## INPUT FOR THIS TASK
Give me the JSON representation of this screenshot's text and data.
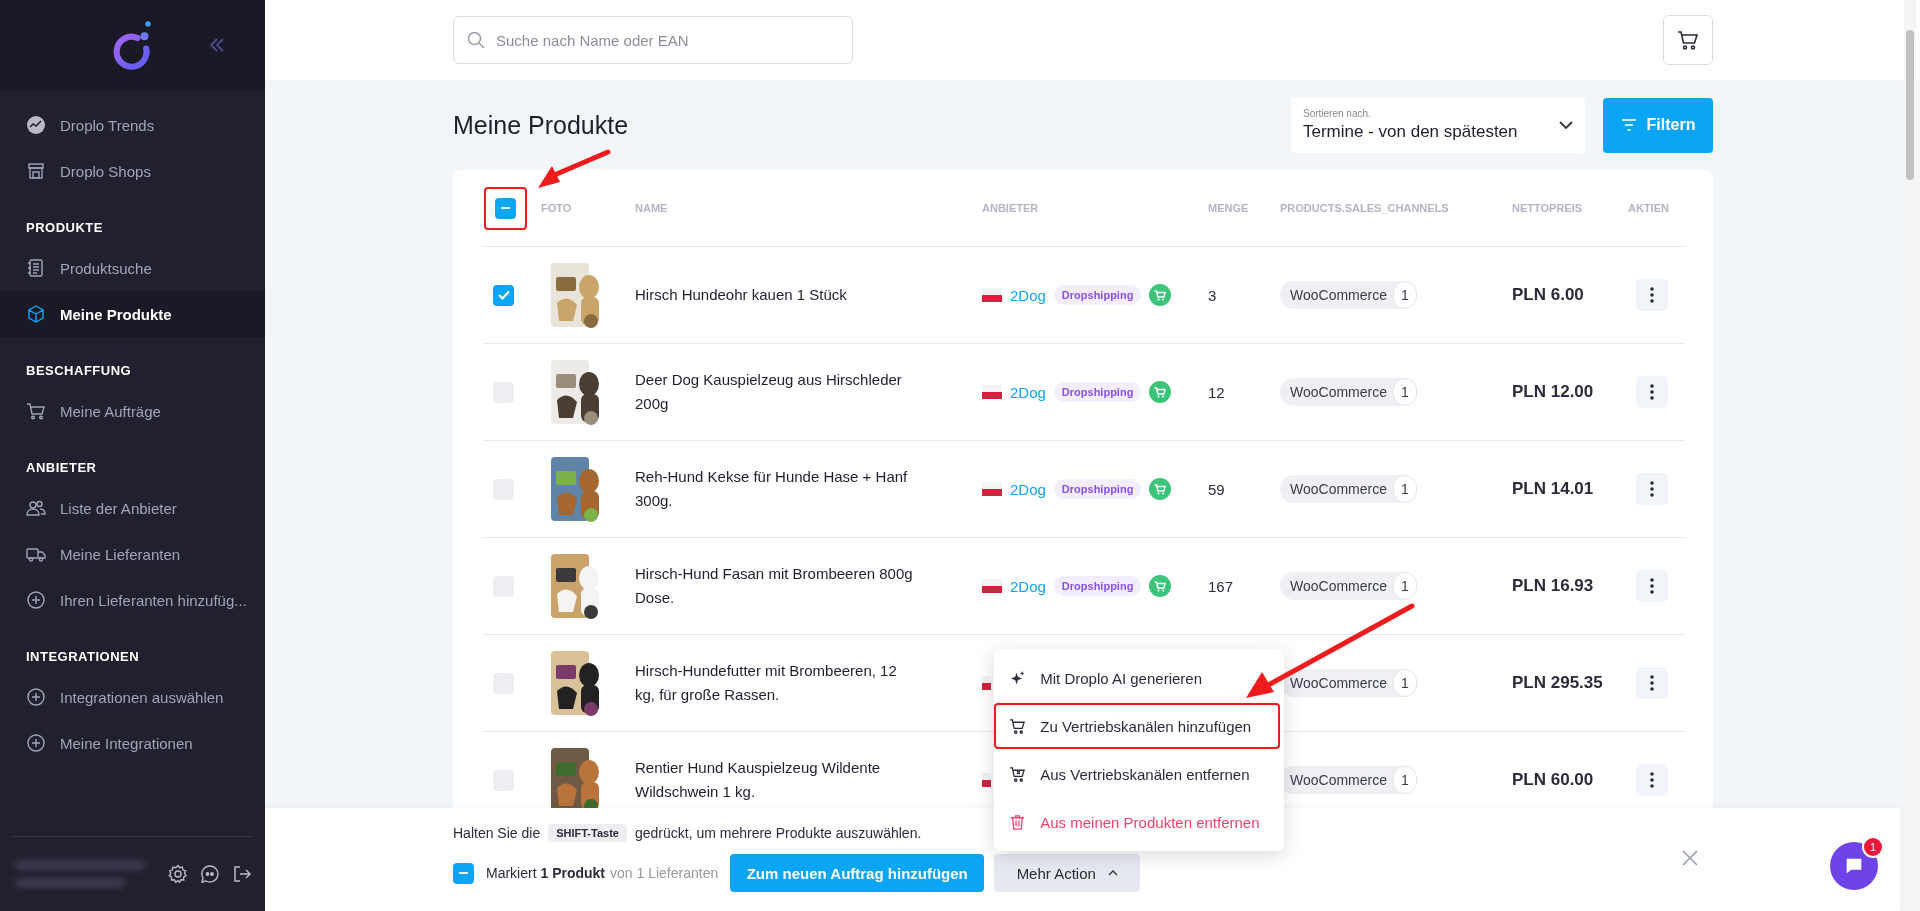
{
  "sidebar": {
    "top_items": [
      {
        "label": "Droplo Trends",
        "kind": "trends",
        "selected": false
      },
      {
        "label": "Droplo Shops",
        "kind": "shop",
        "selected": false
      }
    ],
    "sections": [
      {
        "heading": "PRODUKTE",
        "items": [
          {
            "label": "Produktsuche",
            "kind": "list",
            "selected": false
          },
          {
            "label": "Meine Produkte",
            "kind": "box",
            "selected": true
          }
        ]
      },
      {
        "heading": "BESCHAFFUNG",
        "items": [
          {
            "label": "Meine Aufträge",
            "kind": "cart",
            "selected": false
          }
        ]
      },
      {
        "heading": "ANBIETER",
        "items": [
          {
            "label": "Liste der Anbieter",
            "kind": "people",
            "selected": false
          },
          {
            "label": "Meine Lieferanten",
            "kind": "truck",
            "selected": false
          },
          {
            "label": "Ihren Lieferanten hinzufüg...",
            "kind": "plus",
            "selected": false
          }
        ]
      },
      {
        "heading": "INTEGRATIONEN",
        "items": [
          {
            "label": "Integrationen auswählen",
            "kind": "plus",
            "selected": false
          },
          {
            "label": "Meine Integrationen",
            "kind": "plus",
            "selected": false
          }
        ]
      }
    ]
  },
  "search": {
    "placeholder": "Suche nach Name oder EAN"
  },
  "page_title": "Meine Produkte",
  "sort": {
    "label": "Sortieren nach.",
    "value": "Termine - von den spätesten"
  },
  "filter_button": "Filtern",
  "table": {
    "select_all": {
      "indeterminate": true,
      "annotated": true
    },
    "columns": [
      "FOTO",
      "NAME",
      "ANBIETER",
      "MENGE",
      "PRODUCTS.SALES_CHANNELS",
      "NETTOPREIS",
      "AKTIEN"
    ],
    "rows": [
      {
        "checked": true,
        "name": "Hirsch Hundeohr kauen 1 Stück",
        "vendor": "2Dog",
        "tag": "Dropshipping",
        "quantity": "3",
        "channel": "WooCommerce",
        "channel_count": "1",
        "price": "PLN 6.00"
      },
      {
        "checked": false,
        "name": "Deer Dog Kauspielzeug aus Hirschleder 200g",
        "vendor": "2Dog",
        "tag": "Dropshipping",
        "quantity": "12",
        "channel": "WooCommerce",
        "channel_count": "1",
        "price": "PLN 12.00"
      },
      {
        "checked": false,
        "name": "Reh-Hund Kekse für Hunde Hase + Hanf 300g.",
        "vendor": "2Dog",
        "tag": "Dropshipping",
        "quantity": "59",
        "channel": "WooCommerce",
        "channel_count": "1",
        "price": "PLN 14.01"
      },
      {
        "checked": false,
        "name": "Hirsch-Hund Fasan mit Brombeeren 800g Dose.",
        "vendor": "2Dog",
        "tag": "Dropshipping",
        "quantity": "167",
        "channel": "WooCommerce",
        "channel_count": "1",
        "price": "PLN 16.93"
      },
      {
        "checked": false,
        "name": "Hirsch-Hundefutter mit Brombeeren, 12 kg, für große Rassen.",
        "channel": "WooCommerce",
        "channel_count": "1",
        "price": "PLN 295.35"
      },
      {
        "checked": false,
        "name": "Rentier Hund Kauspielzeug Wildente Wildschwein 1 kg.",
        "channel": "WooCommerce",
        "channel_count": "1",
        "price": "PLN 60.00"
      }
    ]
  },
  "bottom_bar": {
    "hint_before": "Halten Sie die",
    "hint_key": "SHIFT-Taste",
    "hint_after": "gedrückt, um mehrere Produkte auszuwählen.",
    "selection_indeterminate": true,
    "selection": "Markiert **1 Produkt**",
    "selection_source": "von 1 Lieferanten",
    "primary_button": "Zum neuen Auftrag hinzufügen",
    "more_button": "Mehr Action",
    "menu": [
      {
        "label": "Mit Droplo AI generieren",
        "kind": "sparkle",
        "danger": false,
        "annotated": false
      },
      {
        "label": "Zu Vertriebskanälen hinzufügen",
        "kind": "cart",
        "danger": false,
        "annotated": true
      },
      {
        "label": "Aus Vertriebskanälen entfernen",
        "kind": "cart-remove",
        "danger": false,
        "annotated": false
      },
      {
        "label": "Aus meinen Produkten entfernen",
        "kind": "trash",
        "danger": true,
        "annotated": false
      }
    ]
  },
  "chat": {
    "badge": "1"
  }
}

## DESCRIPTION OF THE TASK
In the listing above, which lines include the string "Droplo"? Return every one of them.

## WRITTEN ANSWER
        "label": "Droplo Trends",
        "label": "Droplo Shops",
        "label": "Mit Droplo AI generieren",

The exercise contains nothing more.